*About this task*:
Although the entries contain pictures, only their words should be duplicated exactly.

------------------------------------

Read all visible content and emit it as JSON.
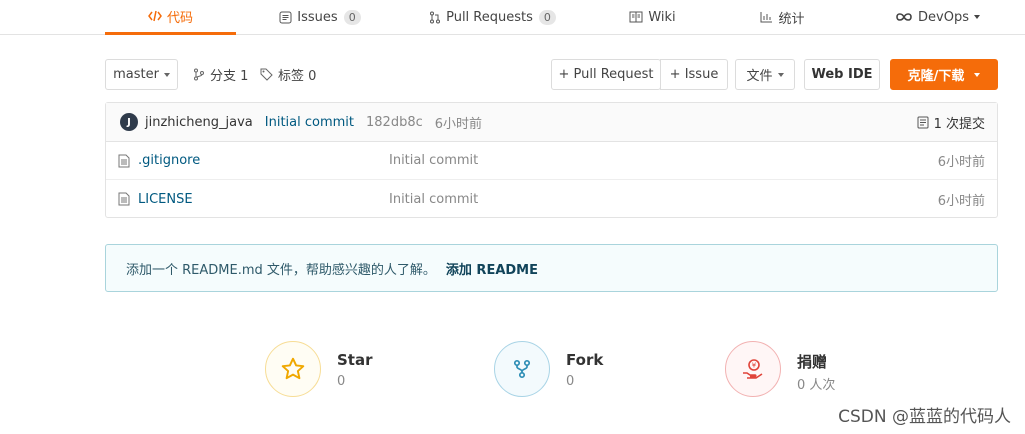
{
  "tabs": [
    {
      "label": "代码",
      "icon": "code-icon",
      "active": true
    },
    {
      "label": "Issues",
      "icon": "issue-icon",
      "count": "0"
    },
    {
      "label": "Pull Requests",
      "icon": "pull-request-icon",
      "count": "0"
    },
    {
      "label": "Wiki",
      "icon": "wiki-icon"
    },
    {
      "label": "统计",
      "icon": "stats-icon"
    },
    {
      "label": "DevOps",
      "icon": "devops-icon"
    }
  ],
  "toolbar": {
    "branch_select": "master",
    "branches_label": "分支 1",
    "tags_label": "标签 0",
    "pull_request_button": "+ Pull Request",
    "issue_button": "+ Issue",
    "file_button": "文件",
    "web_ide_button": "Web IDE",
    "clone_button": "克隆/下载"
  },
  "commit": {
    "avatar_letter": "J",
    "author": "jinzhicheng_java",
    "message": "Initial commit",
    "hash": "182db8c",
    "time": "6小时前",
    "count_label": "1 次提交"
  },
  "files": [
    {
      "name": ".gitignore",
      "message": "Initial commit",
      "time": "6小时前"
    },
    {
      "name": "LICENSE",
      "message": "Initial commit",
      "time": "6小时前"
    }
  ],
  "readme_notice": {
    "text": "添加一个 README.md 文件，帮助感兴趣的人了解。",
    "link": "添加 README"
  },
  "stats": {
    "star": {
      "label": "Star",
      "value": "0"
    },
    "fork": {
      "label": "Fork",
      "value": "0"
    },
    "donate": {
      "label": "捐赠",
      "value": "0 人次"
    }
  },
  "watermark": "CSDN @蓝蓝的代码人",
  "colors": {
    "accent": "#f56c0a",
    "link": "#005980",
    "notice_border": "#a9d4dc"
  }
}
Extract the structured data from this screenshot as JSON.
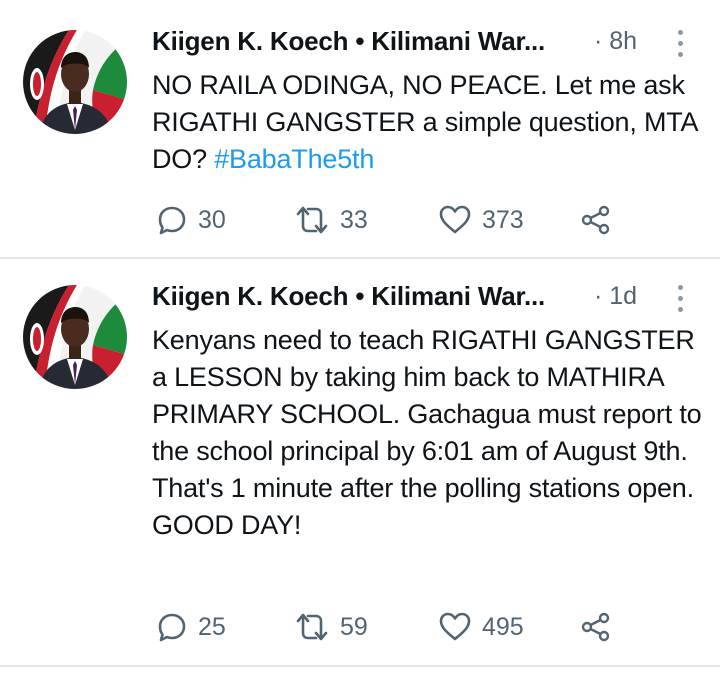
{
  "tweets": [
    {
      "author": "Kiigen K. Koech • Kilimani War...",
      "time": "8h",
      "text": "NO RAILA ODINGA, NO PEACE. Let me ask RIGATHI GANGSTER a simple question, MTA DO? ",
      "hashtag": "#BabaThe5th",
      "replies": "30",
      "retweets": "33",
      "likes": "373"
    },
    {
      "author": "Kiigen K. Koech • Kilimani War...",
      "time": "1d",
      "text": "Kenyans need to teach RIGATHI GANGSTER a LESSON by taking him back to MATHIRA PRIMARY SCHOOL. Gachagua must report to the school principal by 6:01 am of August 9th. That's 1 minute after the polling stations open. GOOD DAY!",
      "replies": "25",
      "retweets": "59",
      "likes": "495"
    }
  ],
  "icons": {
    "reply": "reply-icon",
    "retweet": "retweet-icon",
    "like": "heart-icon",
    "share": "share-icon",
    "more": "more-vertical-icon"
  },
  "colors": {
    "hashtag": "#1d9bf0",
    "secondary_text": "#536471",
    "divider": "#e1e6ea"
  }
}
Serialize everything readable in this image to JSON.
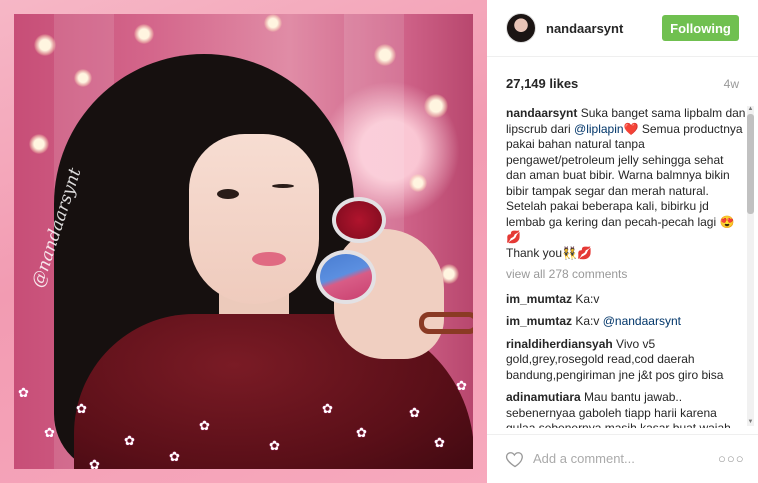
{
  "post": {
    "username": "nandaarsynt",
    "follow_label": "Following",
    "likes": "27,149 likes",
    "time": "4w",
    "watermark": "@nandaarsynt"
  },
  "caption": {
    "username": "nandaarsynt",
    "text_1": " Suka banget sama lipbalm dan lipscrub dari ",
    "mention": "@liplapin",
    "emoji_1": "❤️",
    "text_2": " Semua productnya pakai bahan natural tanpa pengawet/petroleum jelly sehingga sehat dan aman buat bibir. Warna balmnya bikin bibir tampak segar dan merah natural. Setelah pakai beberapa kali, bibirku jd lembab ga kering dan pecah-pecah lagi ",
    "emoji_2": "😍💋",
    "text_3": "Thank you",
    "emoji_3": "👯💋"
  },
  "view_all": "view all 278 comments",
  "comments": [
    {
      "user": "im_mumtaz",
      "text": " Ka:v",
      "mention": ""
    },
    {
      "user": "im_mumtaz",
      "text": " Ka:v ",
      "mention": "@nandaarsynt"
    },
    {
      "user": "rinaldiherdiansyah",
      "text": " Vivo v5 gold,grey,rosegold read,cod daerah bandung,pengiriman jne j&t pos giro bisa",
      "mention": ""
    },
    {
      "user": "adinamutiara",
      "text": " Mau bantu jawab.. sebenernyaa gaboleh tiapp harii karena gulaa sebenernya masih kasar buat wajah apalagi ditambah lemon lamalama",
      "mention": ""
    }
  ],
  "footer": {
    "placeholder": "Add a comment...",
    "more": "○○○"
  },
  "icons": {
    "heart": "heart-icon",
    "more": "more-options-icon",
    "scroll_up": "▲",
    "scroll_down": "▼"
  },
  "colors": {
    "follow_button": "#70c050",
    "mention": "#003569"
  }
}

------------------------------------

*Answer area*:
Read all visible content and emit it as JSON.
{
  "tabs": [
    {
      "label": "代码",
      "icon": "code-icon",
      "active": true
    },
    {
      "label": "Issues",
      "icon": "issue-icon",
      "count": "0"
    },
    {
      "label": "Pull Requests",
      "icon": "pull-request-icon",
      "count": "0"
    },
    {
      "label": "Wiki",
      "icon": "wiki-icon"
    },
    {
      "label": "统计",
      "icon": "stats-icon"
    },
    {
      "label": "DevOps",
      "icon": "devops-icon"
    }
  ],
  "toolbar": {
    "branch_select": "master",
    "branches_label": "分支 1",
    "tags_label": "标签 0",
    "pull_request_button": "+ Pull Request",
    "issue_button": "+ Issue",
    "file_button": "文件",
    "web_ide_button": "Web IDE",
    "clone_button": "克隆/下载"
  },
  "commit": {
    "avatar_letter": "J",
    "author": "jinzhicheng_java",
    "message": "Initial commit",
    "hash": "182db8c",
    "time": "6小时前",
    "count_label": "1 次提交"
  },
  "files": [
    {
      "name": ".gitignore",
      "message": "Initial commit",
      "time": "6小时前"
    },
    {
      "name": "LICENSE",
      "message": "Initial commit",
      "time": "6小时前"
    }
  ],
  "readme_notice": {
    "text": "添加一个 README.md 文件，帮助感兴趣的人了解。",
    "link": "添加 README"
  },
  "stats": {
    "star": {
      "label": "Star",
      "value": "0"
    },
    "fork": {
      "label": "Fork",
      "value": "0"
    },
    "donate": {
      "label": "捐赠",
      "value": "0 人次"
    }
  },
  "watermark": "CSDN @蓝蓝的代码人",
  "colors": {
    "accent": "#f56c0a",
    "link": "#005980",
    "notice_border": "#a9d4dc"
  }
}
Extract the structured data from this screenshot as JSON.
{
  "tweets": [
    {
      "author": "Kiigen K. Koech • Kilimani War...",
      "time": "8h",
      "text": "NO RAILA ODINGA, NO PEACE. Let me ask RIGATHI GANGSTER a simple question, MTA DO? ",
      "hashtag": "#BabaThe5th",
      "replies": "30",
      "retweets": "33",
      "likes": "373"
    },
    {
      "author": "Kiigen K. Koech • Kilimani War...",
      "time": "1d",
      "text": "Kenyans need to teach RIGATHI GANGSTER a LESSON by taking him back to MATHIRA PRIMARY SCHOOL. Gachagua must report to the school principal by 6:01 am of August 9th. That's 1 minute after the polling stations open. GOOD DAY!",
      "replies": "25",
      "retweets": "59",
      "likes": "495"
    }
  ],
  "icons": {
    "reply": "reply-icon",
    "retweet": "retweet-icon",
    "like": "heart-icon",
    "share": "share-icon",
    "more": "more-vertical-icon"
  },
  "colors": {
    "hashtag": "#1d9bf0",
    "secondary_text": "#536471",
    "divider": "#e1e6ea"
  }
}
Serialize everything readable in this image to JSON.
{
  "post": {
    "username": "nandaarsynt",
    "follow_label": "Following",
    "likes": "27,149 likes",
    "time": "4w",
    "watermark": "@nandaarsynt"
  },
  "caption": {
    "username": "nandaarsynt",
    "text_1": " Suka banget sama lipbalm dan lipscrub dari ",
    "mention": "@liplapin",
    "emoji_1": "❤️",
    "text_2": " Semua productnya pakai bahan natural tanpa pengawet/petroleum jelly sehingga sehat dan aman buat bibir. Warna balmnya bikin bibir tampak segar dan merah natural. Setelah pakai beberapa kali, bibirku jd lembab ga kering dan pecah-pecah lagi ",
    "emoji_2": "😍💋",
    "text_3": "Thank you",
    "emoji_3": "👯💋"
  },
  "view_all": "view all 278 comments",
  "comments": [
    {
      "user": "im_mumtaz",
      "text": " Ka:v",
      "mention": ""
    },
    {
      "user": "im_mumtaz",
      "text": " Ka:v ",
      "mention": "@nandaarsynt"
    },
    {
      "user": "rinaldiherdiansyah",
      "text": " Vivo v5 gold,grey,rosegold read,cod daerah bandung,pengiriman jne j&t pos giro bisa",
      "mention": ""
    },
    {
      "user": "adinamutiara",
      "text": " Mau bantu jawab.. sebenernyaa gaboleh tiapp harii karena gulaa sebenernya masih kasar buat wajah apalagi ditambah lemon lamalama",
      "mention": ""
    }
  ],
  "footer": {
    "placeholder": "Add a comment...",
    "more": "○○○"
  },
  "icons": {
    "heart": "heart-icon",
    "more": "more-options-icon",
    "scroll_up": "▲",
    "scroll_down": "▼"
  },
  "colors": {
    "follow_button": "#70c050",
    "mention": "#003569"
  }
}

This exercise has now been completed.